[Excerpts from a dataset]
= = = = =

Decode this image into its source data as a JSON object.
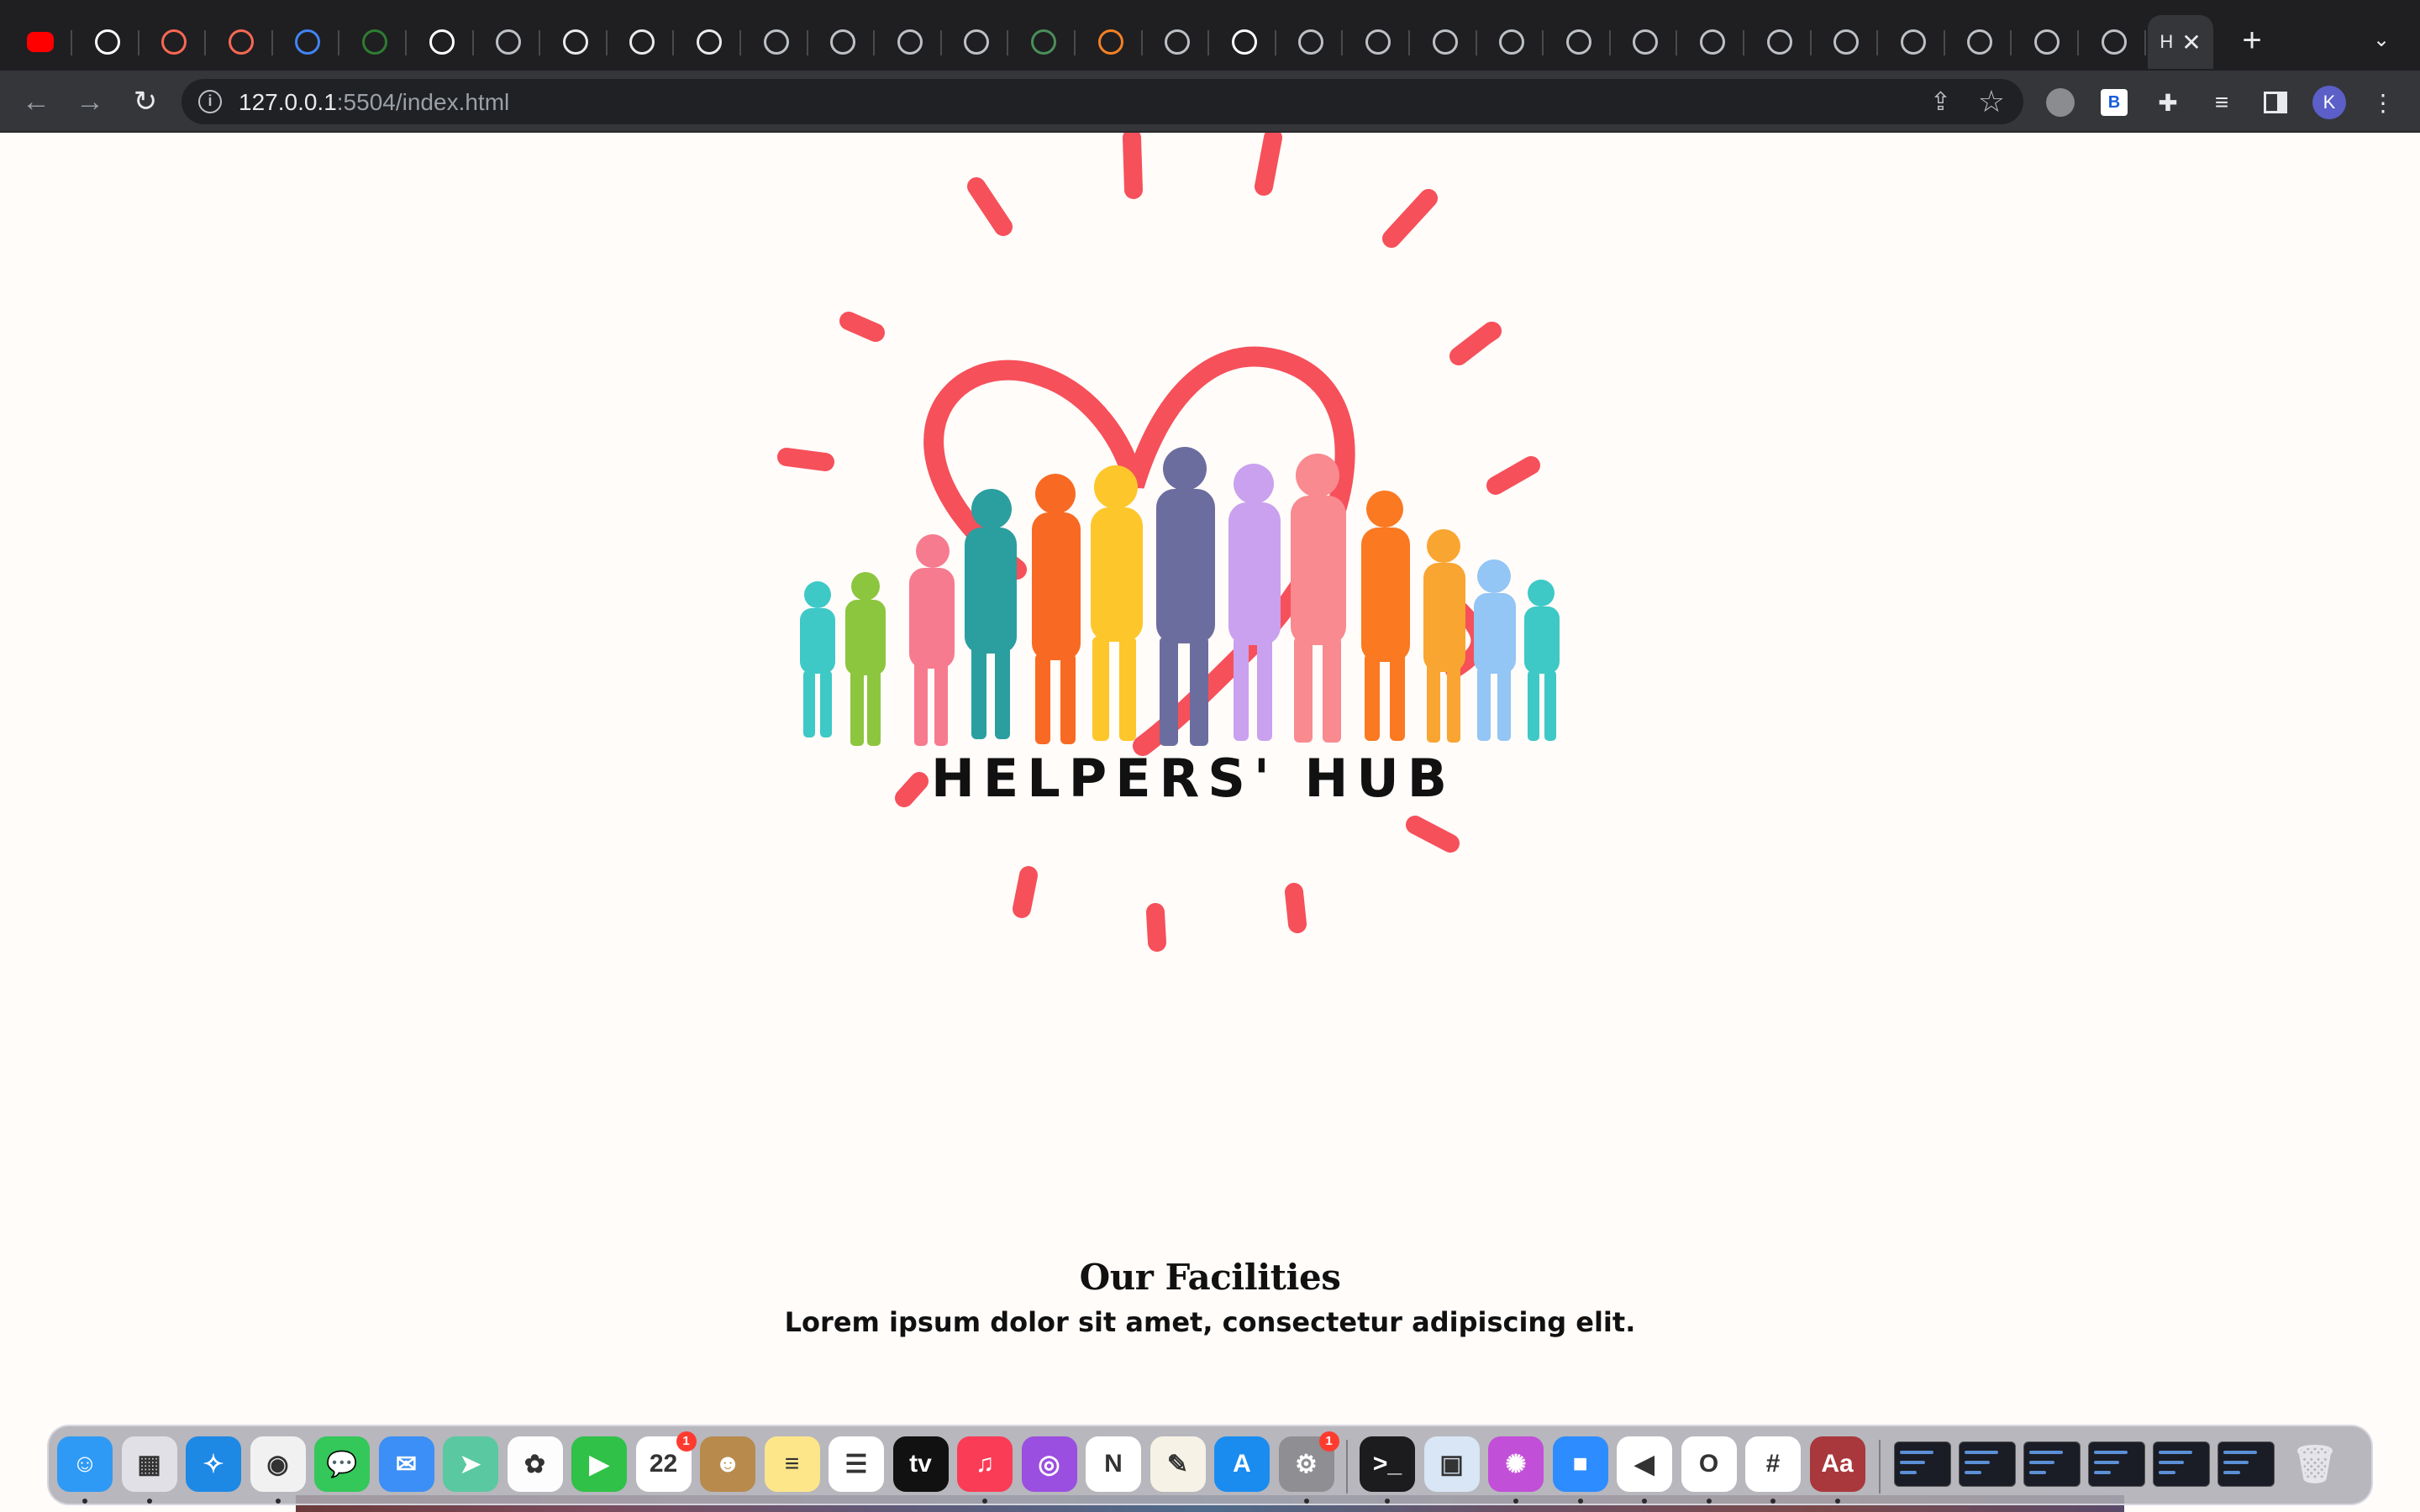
{
  "browser": {
    "tabs": [
      {
        "icon": "youtube-icon",
        "color": "#ff0000"
      },
      {
        "icon": "github-icon",
        "color": "#ffffff"
      },
      {
        "icon": "patreon-icon",
        "color": "#f96854"
      },
      {
        "icon": "patreon-icon",
        "color": "#f96854"
      },
      {
        "icon": "google-icon",
        "color": "#4285f4"
      },
      {
        "icon": "infinity-icon",
        "color": "#2e7d32"
      },
      {
        "icon": "openai-icon",
        "color": "#ffffff"
      },
      {
        "icon": "globe-icon",
        "color": "#bdc1c6"
      },
      {
        "icon": "document-icon",
        "color": "#e8eaed"
      },
      {
        "icon": "document-icon",
        "color": "#e8eaed"
      },
      {
        "icon": "chrome-icon",
        "color": "#e8eaed"
      },
      {
        "icon": "globe-icon",
        "color": "#bdc1c6"
      },
      {
        "icon": "globe-icon",
        "color": "#bdc1c6"
      },
      {
        "icon": "globe-icon",
        "color": "#bdc1c6"
      },
      {
        "icon": "globe-icon",
        "color": "#bdc1c6"
      },
      {
        "icon": "earth-icon",
        "color": "#4a8f5a"
      },
      {
        "icon": "stackoverflow-icon",
        "color": "#f48024"
      },
      {
        "icon": "globe-icon",
        "color": "#bdc1c6"
      },
      {
        "icon": "openai-icon",
        "color": "#ffffff"
      },
      {
        "icon": "globe-icon",
        "color": "#bdc1c6"
      },
      {
        "icon": "globe-icon",
        "color": "#bdc1c6"
      },
      {
        "icon": "globe-icon",
        "color": "#bdc1c6"
      },
      {
        "icon": "globe-icon",
        "color": "#bdc1c6"
      },
      {
        "icon": "globe-icon",
        "color": "#bdc1c6"
      },
      {
        "icon": "globe-icon",
        "color": "#bdc1c6"
      },
      {
        "icon": "globe-icon",
        "color": "#bdc1c6"
      },
      {
        "icon": "globe-icon",
        "color": "#bdc1c6"
      },
      {
        "icon": "globe-icon",
        "color": "#bdc1c6"
      },
      {
        "icon": "globe-icon",
        "color": "#bdc1c6"
      },
      {
        "icon": "globe-icon",
        "color": "#bdc1c6"
      },
      {
        "icon": "globe-icon",
        "color": "#bdc1c6"
      },
      {
        "icon": "globe-icon",
        "color": "#bdc1c6"
      }
    ],
    "active_tab": {
      "title": "H",
      "close": "✕"
    },
    "new_tab": "+",
    "tab_search": "⌄",
    "url_host": "127.0.0.1",
    "url_path": ":5504/index.html",
    "profile_initial": "K"
  },
  "page": {
    "logo": {
      "text": "HELPERS' HUB",
      "accent_color": "#f6505a"
    },
    "facilities": {
      "heading": "Our Facilities",
      "subheading": "Lorem ipsum dolor sit amet, consectetur adipiscing elit."
    }
  },
  "dock": {
    "apps": [
      {
        "name": "finder",
        "color": "#2f9af5",
        "glyph": "☺",
        "dot": true
      },
      {
        "name": "launchpad",
        "color": "#e0e0e6",
        "glyph": "▦",
        "dot": true
      },
      {
        "name": "safari",
        "color": "#1e88e5",
        "glyph": "✧",
        "dot": false
      },
      {
        "name": "chrome",
        "color": "#f1f1f1",
        "glyph": "◉",
        "dot": true
      },
      {
        "name": "messages",
        "color": "#34c759",
        "glyph": "💬",
        "dot": false
      },
      {
        "name": "mail",
        "color": "#3b8ff6",
        "glyph": "✉",
        "dot": false
      },
      {
        "name": "maps",
        "color": "#5ac8a0",
        "glyph": "➤",
        "dot": false
      },
      {
        "name": "photos",
        "color": "#fdfdfd",
        "glyph": "✿",
        "dot": false
      },
      {
        "name": "facetime",
        "color": "#30c148",
        "glyph": "▶",
        "dot": false
      },
      {
        "name": "calendar",
        "color": "#ffffff",
        "glyph": "22",
        "badge": "1",
        "dot": false
      },
      {
        "name": "contacts",
        "color": "#b88a4c",
        "glyph": "☻",
        "dot": false
      },
      {
        "name": "notes",
        "color": "#fde68a",
        "glyph": "≡",
        "dot": false
      },
      {
        "name": "reminders",
        "color": "#ffffff",
        "glyph": "☰",
        "dot": false
      },
      {
        "name": "apple-tv",
        "color": "#111111",
        "glyph": "tv",
        "dot": false
      },
      {
        "name": "music",
        "color": "#fb3c57",
        "glyph": "♫",
        "dot": true
      },
      {
        "name": "podcasts",
        "color": "#9b4fe0",
        "glyph": "◎",
        "dot": false
      },
      {
        "name": "news",
        "color": "#ffffff",
        "glyph": "N",
        "dot": false
      },
      {
        "name": "pages",
        "color": "#f7f2e6",
        "glyph": "✎",
        "dot": false
      },
      {
        "name": "app-store",
        "color": "#1a8cf0",
        "glyph": "A",
        "dot": false
      },
      {
        "name": "system-settings",
        "color": "#8e8e93",
        "glyph": "⚙",
        "badge": "1",
        "dot": true
      },
      {
        "name": "terminal",
        "color": "#1c1c1e",
        "glyph": ">_",
        "dot": true
      },
      {
        "name": "preview",
        "color": "#d8e6f5",
        "glyph": "▣",
        "dot": false
      },
      {
        "name": "flower-app",
        "color": "#c24fd8",
        "glyph": "✺",
        "dot": true
      },
      {
        "name": "zoom",
        "color": "#2d8cff",
        "glyph": "■",
        "dot": true
      },
      {
        "name": "vscode",
        "color": "#ffffff",
        "glyph": "◀",
        "dot": true
      },
      {
        "name": "outlook",
        "color": "#ffffff",
        "glyph": "O",
        "dot": true
      },
      {
        "name": "slack",
        "color": "#ffffff",
        "glyph": "#",
        "dot": true
      },
      {
        "name": "dictionary",
        "color": "#a8383b",
        "glyph": "Aa",
        "dot": true
      }
    ],
    "windows": [
      "chrome-window",
      "apple-tv-window",
      "vscode-window",
      "finder-window",
      "chrome-window",
      "vscode-window"
    ],
    "trash": "trash-icon"
  }
}
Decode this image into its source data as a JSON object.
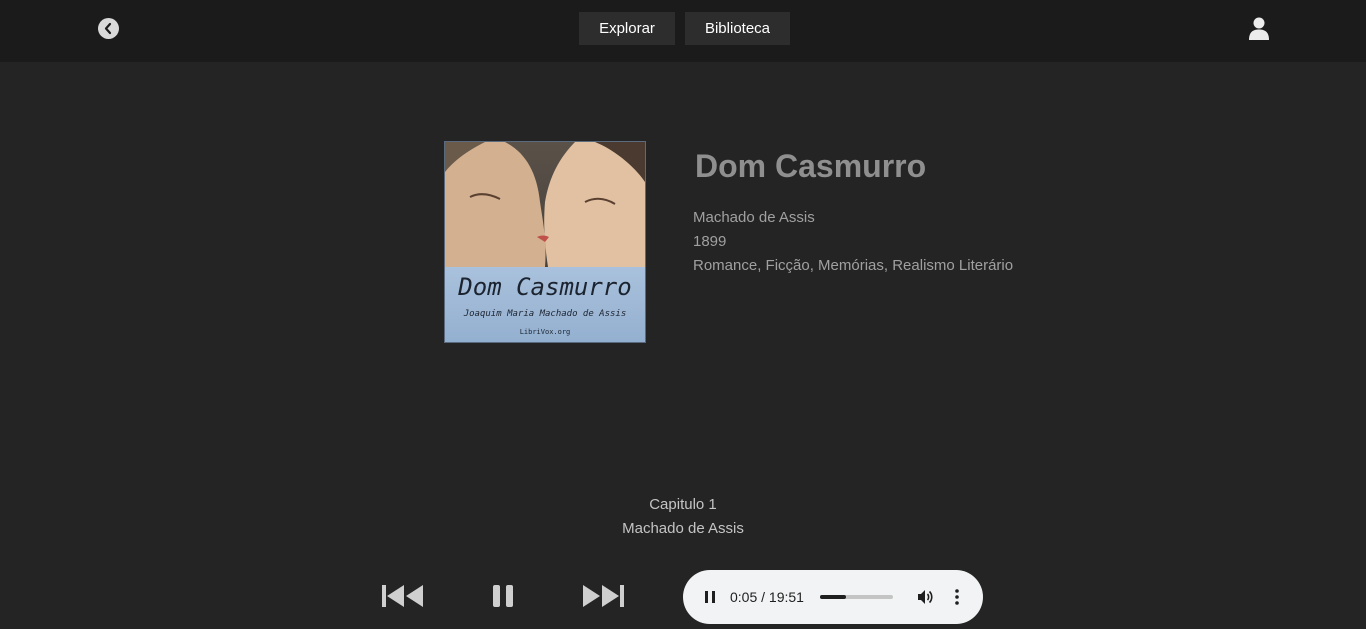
{
  "nav": {
    "back_icon": "chevron-left-icon",
    "explore_label": "Explorar",
    "library_label": "Biblioteca",
    "user_icon": "user-icon"
  },
  "book": {
    "title": "Dom Casmurro",
    "author": "Machado de Assis",
    "year": "1899",
    "genres": "Romance, Ficção, Memórias, Realismo Literário",
    "cover": {
      "title": "Dom Casmurro",
      "author": "Joaquim Maria Machado de Assis",
      "site": "LibriVox.org"
    }
  },
  "now_playing": {
    "chapter": "Capitulo 1",
    "author": "Machado de Assis"
  },
  "controls": {
    "prev_icon": "skip-previous-icon",
    "pause_icon": "pause-icon",
    "next_icon": "skip-next-icon"
  },
  "audio": {
    "time": "0:05 / 19:51",
    "progress_fraction": 0.35,
    "pause_icon": "pause-icon",
    "volume_icon": "volume-icon",
    "menu_icon": "more-vertical-icon"
  },
  "colors": {
    "background": "#242424",
    "topbar": "#1b1b1b",
    "nav_button": "#2d2d2d",
    "audio_bg": "#f1f3f4"
  }
}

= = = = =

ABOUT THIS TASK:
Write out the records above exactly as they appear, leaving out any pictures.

SOLUTION FOR THIS EXERCISE:
Decode this image into its source data as a JSON object.
{
  "browser": {
    "tabs": [
      {
        "icon": "youtube-icon",
        "color": "#ff0000"
      },
      {
        "icon": "github-icon",
        "color": "#ffffff"
      },
      {
        "icon": "patreon-icon",
        "color": "#f96854"
      },
      {
        "icon": "patreon-icon",
        "color": "#f96854"
      },
      {
        "icon": "google-icon",
        "color": "#4285f4"
      },
      {
        "icon": "infinity-icon",
        "color": "#2e7d32"
      },
      {
        "icon": "openai-icon",
        "color": "#ffffff"
      },
      {
        "icon": "globe-icon",
        "color": "#bdc1c6"
      },
      {
        "icon": "document-icon",
        "color": "#e8eaed"
      },
      {
        "icon": "document-icon",
        "color": "#e8eaed"
      },
      {
        "icon": "chrome-icon",
        "color": "#e8eaed"
      },
      {
        "icon": "globe-icon",
        "color": "#bdc1c6"
      },
      {
        "icon": "globe-icon",
        "color": "#bdc1c6"
      },
      {
        "icon": "globe-icon",
        "color": "#bdc1c6"
      },
      {
        "icon": "globe-icon",
        "color": "#bdc1c6"
      },
      {
        "icon": "earth-icon",
        "color": "#4a8f5a"
      },
      {
        "icon": "stackoverflow-icon",
        "color": "#f48024"
      },
      {
        "icon": "globe-icon",
        "color": "#bdc1c6"
      },
      {
        "icon": "openai-icon",
        "color": "#ffffff"
      },
      {
        "icon": "globe-icon",
        "color": "#bdc1c6"
      },
      {
        "icon": "globe-icon",
        "color": "#bdc1c6"
      },
      {
        "icon": "globe-icon",
        "color": "#bdc1c6"
      },
      {
        "icon": "globe-icon",
        "color": "#bdc1c6"
      },
      {
        "icon": "globe-icon",
        "color": "#bdc1c6"
      },
      {
        "icon": "globe-icon",
        "color": "#bdc1c6"
      },
      {
        "icon": "globe-icon",
        "color": "#bdc1c6"
      },
      {
        "icon": "globe-icon",
        "color": "#bdc1c6"
      },
      {
        "icon": "globe-icon",
        "color": "#bdc1c6"
      },
      {
        "icon": "globe-icon",
        "color": "#bdc1c6"
      },
      {
        "icon": "globe-icon",
        "color": "#bdc1c6"
      },
      {
        "icon": "globe-icon",
        "color": "#bdc1c6"
      },
      {
        "icon": "globe-icon",
        "color": "#bdc1c6"
      }
    ],
    "active_tab": {
      "title": "H",
      "close": "✕"
    },
    "new_tab": "+",
    "tab_search": "⌄",
    "url_host": "127.0.0.1",
    "url_path": ":5504/index.html",
    "profile_initial": "K"
  },
  "page": {
    "logo": {
      "text": "HELPERS' HUB",
      "accent_color": "#f6505a"
    },
    "facilities": {
      "heading": "Our Facilities",
      "subheading": "Lorem ipsum dolor sit amet, consectetur adipiscing elit."
    }
  },
  "dock": {
    "apps": [
      {
        "name": "finder",
        "color": "#2f9af5",
        "glyph": "☺",
        "dot": true
      },
      {
        "name": "launchpad",
        "color": "#e0e0e6",
        "glyph": "▦",
        "dot": true
      },
      {
        "name": "safari",
        "color": "#1e88e5",
        "glyph": "✧",
        "dot": false
      },
      {
        "name": "chrome",
        "color": "#f1f1f1",
        "glyph": "◉",
        "dot": true
      },
      {
        "name": "messages",
        "color": "#34c759",
        "glyph": "💬",
        "dot": false
      },
      {
        "name": "mail",
        "color": "#3b8ff6",
        "glyph": "✉",
        "dot": false
      },
      {
        "name": "maps",
        "color": "#5ac8a0",
        "glyph": "➤",
        "dot": false
      },
      {
        "name": "photos",
        "color": "#fdfdfd",
        "glyph": "✿",
        "dot": false
      },
      {
        "name": "facetime",
        "color": "#30c148",
        "glyph": "▶",
        "dot": false
      },
      {
        "name": "calendar",
        "color": "#ffffff",
        "glyph": "22",
        "badge": "1",
        "dot": false
      },
      {
        "name": "contacts",
        "color": "#b88a4c",
        "glyph": "☻",
        "dot": false
      },
      {
        "name": "notes",
        "color": "#fde68a",
        "glyph": "≡",
        "dot": false
      },
      {
        "name": "reminders",
        "color": "#ffffff",
        "glyph": "☰",
        "dot": false
      },
      {
        "name": "apple-tv",
        "color": "#111111",
        "glyph": "tv",
        "dot": false
      },
      {
        "name": "music",
        "color": "#fb3c57",
        "glyph": "♫",
        "dot": true
      },
      {
        "name": "podcasts",
        "color": "#9b4fe0",
        "glyph": "◎",
        "dot": false
      },
      {
        "name": "news",
        "color": "#ffffff",
        "glyph": "N",
        "dot": false
      },
      {
        "name": "pages",
        "color": "#f7f2e6",
        "glyph": "✎",
        "dot": false
      },
      {
        "name": "app-store",
        "color": "#1a8cf0",
        "glyph": "A",
        "dot": false
      },
      {
        "name": "system-settings",
        "color": "#8e8e93",
        "glyph": "⚙",
        "badge": "1",
        "dot": true
      },
      {
        "name": "terminal",
        "color": "#1c1c1e",
        "glyph": ">_",
        "dot": true
      },
      {
        "name": "preview",
        "color": "#d8e6f5",
        "glyph": "▣",
        "dot": false
      },
      {
        "name": "flower-app",
        "color": "#c24fd8",
        "glyph": "✺",
        "dot": true
      },
      {
        "name": "zoom",
        "color": "#2d8cff",
        "glyph": "■",
        "dot": true
      },
      {
        "name": "vscode",
        "color": "#ffffff",
        "glyph": "◀",
        "dot": true
      },
      {
        "name": "outlook",
        "color": "#ffffff",
        "glyph": "O",
        "dot": true
      },
      {
        "name": "slack",
        "color": "#ffffff",
        "glyph": "#",
        "dot": true
      },
      {
        "name": "dictionary",
        "color": "#a8383b",
        "glyph": "Aa",
        "dot": true
      }
    ],
    "windows": [
      "chrome-window",
      "apple-tv-window",
      "vscode-window",
      "finder-window",
      "chrome-window",
      "vscode-window"
    ],
    "trash": "trash-icon"
  }
}
Decode this image into its source data as a JSON object.
{
  "nav": {
    "back_icon": "chevron-left-icon",
    "explore_label": "Explorar",
    "library_label": "Biblioteca",
    "user_icon": "user-icon"
  },
  "book": {
    "title": "Dom Casmurro",
    "author": "Machado de Assis",
    "year": "1899",
    "genres": "Romance, Ficção, Memórias, Realismo Literário",
    "cover": {
      "title": "Dom Casmurro",
      "author": "Joaquim Maria Machado de Assis",
      "site": "LibriVox.org"
    }
  },
  "now_playing": {
    "chapter": "Capitulo 1",
    "author": "Machado de Assis"
  },
  "controls": {
    "prev_icon": "skip-previous-icon",
    "pause_icon": "pause-icon",
    "next_icon": "skip-next-icon"
  },
  "audio": {
    "time": "0:05 / 19:51",
    "progress_fraction": 0.35,
    "pause_icon": "pause-icon",
    "volume_icon": "volume-icon",
    "menu_icon": "more-vertical-icon"
  },
  "colors": {
    "background": "#242424",
    "topbar": "#1b1b1b",
    "nav_button": "#2d2d2d",
    "audio_bg": "#f1f3f4"
  }
}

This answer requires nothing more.